- Exercise prompt -
Copy out every line in the entries below that includes "true".

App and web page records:
####################

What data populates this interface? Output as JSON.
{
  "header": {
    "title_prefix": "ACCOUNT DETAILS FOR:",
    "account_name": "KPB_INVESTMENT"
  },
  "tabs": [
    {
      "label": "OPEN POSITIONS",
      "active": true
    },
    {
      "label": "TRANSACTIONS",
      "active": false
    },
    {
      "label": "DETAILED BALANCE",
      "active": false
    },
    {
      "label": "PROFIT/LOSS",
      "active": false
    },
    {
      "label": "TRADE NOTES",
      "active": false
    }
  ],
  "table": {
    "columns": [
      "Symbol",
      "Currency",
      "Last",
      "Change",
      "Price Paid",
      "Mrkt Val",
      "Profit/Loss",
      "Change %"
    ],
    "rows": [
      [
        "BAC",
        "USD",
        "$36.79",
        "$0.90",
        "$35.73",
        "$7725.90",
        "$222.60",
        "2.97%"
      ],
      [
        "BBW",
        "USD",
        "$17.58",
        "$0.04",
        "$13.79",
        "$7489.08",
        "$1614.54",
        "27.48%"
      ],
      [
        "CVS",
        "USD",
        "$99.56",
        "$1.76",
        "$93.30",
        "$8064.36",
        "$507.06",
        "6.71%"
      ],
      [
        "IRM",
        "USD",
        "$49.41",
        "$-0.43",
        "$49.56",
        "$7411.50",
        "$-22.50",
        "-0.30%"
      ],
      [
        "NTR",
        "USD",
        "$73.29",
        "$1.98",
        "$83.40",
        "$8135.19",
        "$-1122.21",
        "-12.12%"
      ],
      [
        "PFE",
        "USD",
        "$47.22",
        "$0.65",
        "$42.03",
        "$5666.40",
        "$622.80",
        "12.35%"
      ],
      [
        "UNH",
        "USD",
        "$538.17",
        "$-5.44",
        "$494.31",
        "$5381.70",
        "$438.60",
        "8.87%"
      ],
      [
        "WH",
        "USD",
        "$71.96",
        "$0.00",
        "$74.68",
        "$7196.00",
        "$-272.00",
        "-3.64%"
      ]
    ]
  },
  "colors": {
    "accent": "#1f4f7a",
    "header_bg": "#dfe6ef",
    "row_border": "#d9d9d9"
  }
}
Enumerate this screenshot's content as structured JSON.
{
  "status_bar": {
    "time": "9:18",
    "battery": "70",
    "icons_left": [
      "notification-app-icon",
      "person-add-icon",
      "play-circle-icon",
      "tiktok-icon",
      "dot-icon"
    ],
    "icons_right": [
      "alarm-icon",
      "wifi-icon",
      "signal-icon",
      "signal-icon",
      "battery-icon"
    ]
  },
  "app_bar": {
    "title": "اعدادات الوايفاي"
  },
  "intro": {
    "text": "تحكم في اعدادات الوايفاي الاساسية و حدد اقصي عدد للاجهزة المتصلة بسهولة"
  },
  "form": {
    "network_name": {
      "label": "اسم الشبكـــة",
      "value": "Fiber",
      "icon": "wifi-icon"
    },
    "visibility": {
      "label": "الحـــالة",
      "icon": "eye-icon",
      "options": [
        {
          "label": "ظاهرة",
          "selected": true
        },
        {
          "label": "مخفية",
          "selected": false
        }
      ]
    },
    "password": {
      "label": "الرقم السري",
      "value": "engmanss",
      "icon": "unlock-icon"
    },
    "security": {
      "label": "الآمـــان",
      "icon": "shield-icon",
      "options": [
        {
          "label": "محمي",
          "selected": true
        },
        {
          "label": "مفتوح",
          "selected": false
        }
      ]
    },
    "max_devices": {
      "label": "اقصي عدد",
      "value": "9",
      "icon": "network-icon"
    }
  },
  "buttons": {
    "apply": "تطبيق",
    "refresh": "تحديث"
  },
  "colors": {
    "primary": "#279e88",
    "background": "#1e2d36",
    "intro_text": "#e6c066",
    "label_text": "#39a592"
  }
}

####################

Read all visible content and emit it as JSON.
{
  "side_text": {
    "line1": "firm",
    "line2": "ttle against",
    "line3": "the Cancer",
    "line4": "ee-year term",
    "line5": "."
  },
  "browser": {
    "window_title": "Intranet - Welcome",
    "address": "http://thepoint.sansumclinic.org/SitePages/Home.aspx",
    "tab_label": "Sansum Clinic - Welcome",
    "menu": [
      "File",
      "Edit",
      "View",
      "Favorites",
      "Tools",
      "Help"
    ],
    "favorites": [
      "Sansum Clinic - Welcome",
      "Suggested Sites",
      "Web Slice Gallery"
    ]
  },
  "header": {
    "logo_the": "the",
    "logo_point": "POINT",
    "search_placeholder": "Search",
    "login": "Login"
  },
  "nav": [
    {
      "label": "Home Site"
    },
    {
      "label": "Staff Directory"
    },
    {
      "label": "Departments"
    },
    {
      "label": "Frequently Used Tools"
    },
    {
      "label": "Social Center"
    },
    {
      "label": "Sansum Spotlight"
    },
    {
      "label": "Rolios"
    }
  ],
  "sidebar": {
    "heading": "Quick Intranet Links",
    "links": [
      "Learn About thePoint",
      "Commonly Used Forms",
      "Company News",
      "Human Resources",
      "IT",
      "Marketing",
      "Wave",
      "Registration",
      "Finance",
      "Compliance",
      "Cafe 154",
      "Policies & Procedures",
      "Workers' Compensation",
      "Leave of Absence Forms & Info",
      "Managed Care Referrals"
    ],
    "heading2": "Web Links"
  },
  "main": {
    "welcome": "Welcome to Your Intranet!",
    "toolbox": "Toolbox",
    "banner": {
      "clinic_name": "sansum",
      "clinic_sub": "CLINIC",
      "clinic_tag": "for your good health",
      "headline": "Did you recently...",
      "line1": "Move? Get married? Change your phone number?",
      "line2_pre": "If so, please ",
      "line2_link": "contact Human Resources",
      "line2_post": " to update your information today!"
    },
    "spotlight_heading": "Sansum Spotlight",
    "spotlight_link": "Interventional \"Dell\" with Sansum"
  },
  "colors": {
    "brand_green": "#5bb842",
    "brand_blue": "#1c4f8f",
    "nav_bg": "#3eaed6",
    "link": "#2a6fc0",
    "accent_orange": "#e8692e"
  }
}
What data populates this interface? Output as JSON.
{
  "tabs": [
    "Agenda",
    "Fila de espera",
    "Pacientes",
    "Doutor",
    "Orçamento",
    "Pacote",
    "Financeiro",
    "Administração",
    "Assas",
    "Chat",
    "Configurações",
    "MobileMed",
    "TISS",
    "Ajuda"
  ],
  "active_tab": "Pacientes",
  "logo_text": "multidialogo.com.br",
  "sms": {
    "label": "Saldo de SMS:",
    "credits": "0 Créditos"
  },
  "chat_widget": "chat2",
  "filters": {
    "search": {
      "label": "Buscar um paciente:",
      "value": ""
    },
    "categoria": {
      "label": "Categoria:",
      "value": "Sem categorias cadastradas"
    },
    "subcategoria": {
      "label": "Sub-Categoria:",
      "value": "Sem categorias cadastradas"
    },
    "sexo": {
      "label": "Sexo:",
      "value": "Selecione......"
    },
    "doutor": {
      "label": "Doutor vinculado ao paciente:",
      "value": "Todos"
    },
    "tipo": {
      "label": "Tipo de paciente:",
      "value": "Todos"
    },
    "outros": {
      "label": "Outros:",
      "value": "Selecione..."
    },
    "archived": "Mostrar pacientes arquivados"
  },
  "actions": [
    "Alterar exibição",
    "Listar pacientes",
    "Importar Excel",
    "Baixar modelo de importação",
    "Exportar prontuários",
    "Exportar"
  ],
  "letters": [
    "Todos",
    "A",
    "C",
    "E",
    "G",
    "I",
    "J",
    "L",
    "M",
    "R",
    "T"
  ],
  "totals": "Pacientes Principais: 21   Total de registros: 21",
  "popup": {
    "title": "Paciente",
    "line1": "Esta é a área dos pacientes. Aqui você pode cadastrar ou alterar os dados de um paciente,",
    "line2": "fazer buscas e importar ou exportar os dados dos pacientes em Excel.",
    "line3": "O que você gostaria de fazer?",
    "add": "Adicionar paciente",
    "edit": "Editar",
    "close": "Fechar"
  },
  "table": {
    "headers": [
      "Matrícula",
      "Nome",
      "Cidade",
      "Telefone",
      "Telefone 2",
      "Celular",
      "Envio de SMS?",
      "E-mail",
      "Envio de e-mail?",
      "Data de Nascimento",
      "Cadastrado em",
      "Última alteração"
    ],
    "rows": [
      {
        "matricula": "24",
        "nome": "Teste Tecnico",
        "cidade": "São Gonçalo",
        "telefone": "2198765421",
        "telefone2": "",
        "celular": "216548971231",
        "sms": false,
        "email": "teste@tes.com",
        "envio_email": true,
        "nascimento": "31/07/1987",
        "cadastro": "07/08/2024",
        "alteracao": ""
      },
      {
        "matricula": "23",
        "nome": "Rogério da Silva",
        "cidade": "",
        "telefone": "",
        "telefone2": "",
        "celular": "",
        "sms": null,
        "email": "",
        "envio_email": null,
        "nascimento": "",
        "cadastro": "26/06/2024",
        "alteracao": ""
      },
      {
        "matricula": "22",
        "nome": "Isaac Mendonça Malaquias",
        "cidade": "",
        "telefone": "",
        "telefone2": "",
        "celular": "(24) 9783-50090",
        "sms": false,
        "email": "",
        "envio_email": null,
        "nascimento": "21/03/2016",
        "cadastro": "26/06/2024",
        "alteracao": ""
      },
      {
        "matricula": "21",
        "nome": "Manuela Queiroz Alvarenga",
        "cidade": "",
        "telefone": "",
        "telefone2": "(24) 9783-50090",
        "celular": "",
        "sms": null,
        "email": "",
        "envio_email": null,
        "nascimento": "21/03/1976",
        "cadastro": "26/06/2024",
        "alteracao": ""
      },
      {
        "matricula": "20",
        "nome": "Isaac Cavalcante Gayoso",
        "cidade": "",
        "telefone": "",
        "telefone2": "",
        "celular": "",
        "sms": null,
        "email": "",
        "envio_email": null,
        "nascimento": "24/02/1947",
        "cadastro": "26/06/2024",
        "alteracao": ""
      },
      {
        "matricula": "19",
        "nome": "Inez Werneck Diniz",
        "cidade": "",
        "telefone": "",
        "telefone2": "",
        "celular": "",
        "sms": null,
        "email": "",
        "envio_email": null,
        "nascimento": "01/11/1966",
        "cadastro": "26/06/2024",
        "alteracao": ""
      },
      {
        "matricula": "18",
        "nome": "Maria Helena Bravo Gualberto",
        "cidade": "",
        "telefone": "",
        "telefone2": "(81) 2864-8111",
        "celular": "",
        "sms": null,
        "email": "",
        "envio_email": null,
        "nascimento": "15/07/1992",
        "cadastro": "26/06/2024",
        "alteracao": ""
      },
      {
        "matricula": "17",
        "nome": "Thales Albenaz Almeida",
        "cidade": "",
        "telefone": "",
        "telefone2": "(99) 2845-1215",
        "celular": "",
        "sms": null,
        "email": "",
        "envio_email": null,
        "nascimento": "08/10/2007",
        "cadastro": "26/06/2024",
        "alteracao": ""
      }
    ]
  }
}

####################

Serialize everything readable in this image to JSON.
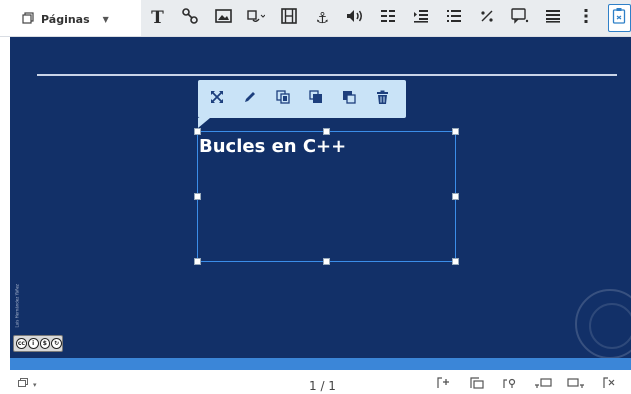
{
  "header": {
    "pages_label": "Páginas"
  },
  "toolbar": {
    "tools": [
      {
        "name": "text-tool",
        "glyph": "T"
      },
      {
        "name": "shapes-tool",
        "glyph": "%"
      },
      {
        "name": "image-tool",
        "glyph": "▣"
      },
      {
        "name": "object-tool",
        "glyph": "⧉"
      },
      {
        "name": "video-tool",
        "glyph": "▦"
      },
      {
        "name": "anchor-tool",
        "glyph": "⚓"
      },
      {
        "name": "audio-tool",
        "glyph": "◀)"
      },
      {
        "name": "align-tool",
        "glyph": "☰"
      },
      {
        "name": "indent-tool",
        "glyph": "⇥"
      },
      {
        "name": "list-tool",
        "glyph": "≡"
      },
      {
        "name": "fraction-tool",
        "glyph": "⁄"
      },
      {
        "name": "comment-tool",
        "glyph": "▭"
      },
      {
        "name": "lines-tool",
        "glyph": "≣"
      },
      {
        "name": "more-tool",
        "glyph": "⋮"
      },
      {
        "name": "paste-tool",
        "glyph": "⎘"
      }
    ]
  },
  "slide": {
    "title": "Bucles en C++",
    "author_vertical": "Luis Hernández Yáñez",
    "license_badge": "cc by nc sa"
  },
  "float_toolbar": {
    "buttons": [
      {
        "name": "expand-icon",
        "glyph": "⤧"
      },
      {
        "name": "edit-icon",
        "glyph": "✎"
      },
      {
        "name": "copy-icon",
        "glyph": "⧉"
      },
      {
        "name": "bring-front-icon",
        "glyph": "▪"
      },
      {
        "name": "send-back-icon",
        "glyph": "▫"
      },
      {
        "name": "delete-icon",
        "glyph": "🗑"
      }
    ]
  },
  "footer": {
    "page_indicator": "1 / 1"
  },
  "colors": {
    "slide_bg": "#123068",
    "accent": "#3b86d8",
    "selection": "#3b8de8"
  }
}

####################

- Response area -
      "active": true
          "selected": true
          "selected": true
        "envio_email": true,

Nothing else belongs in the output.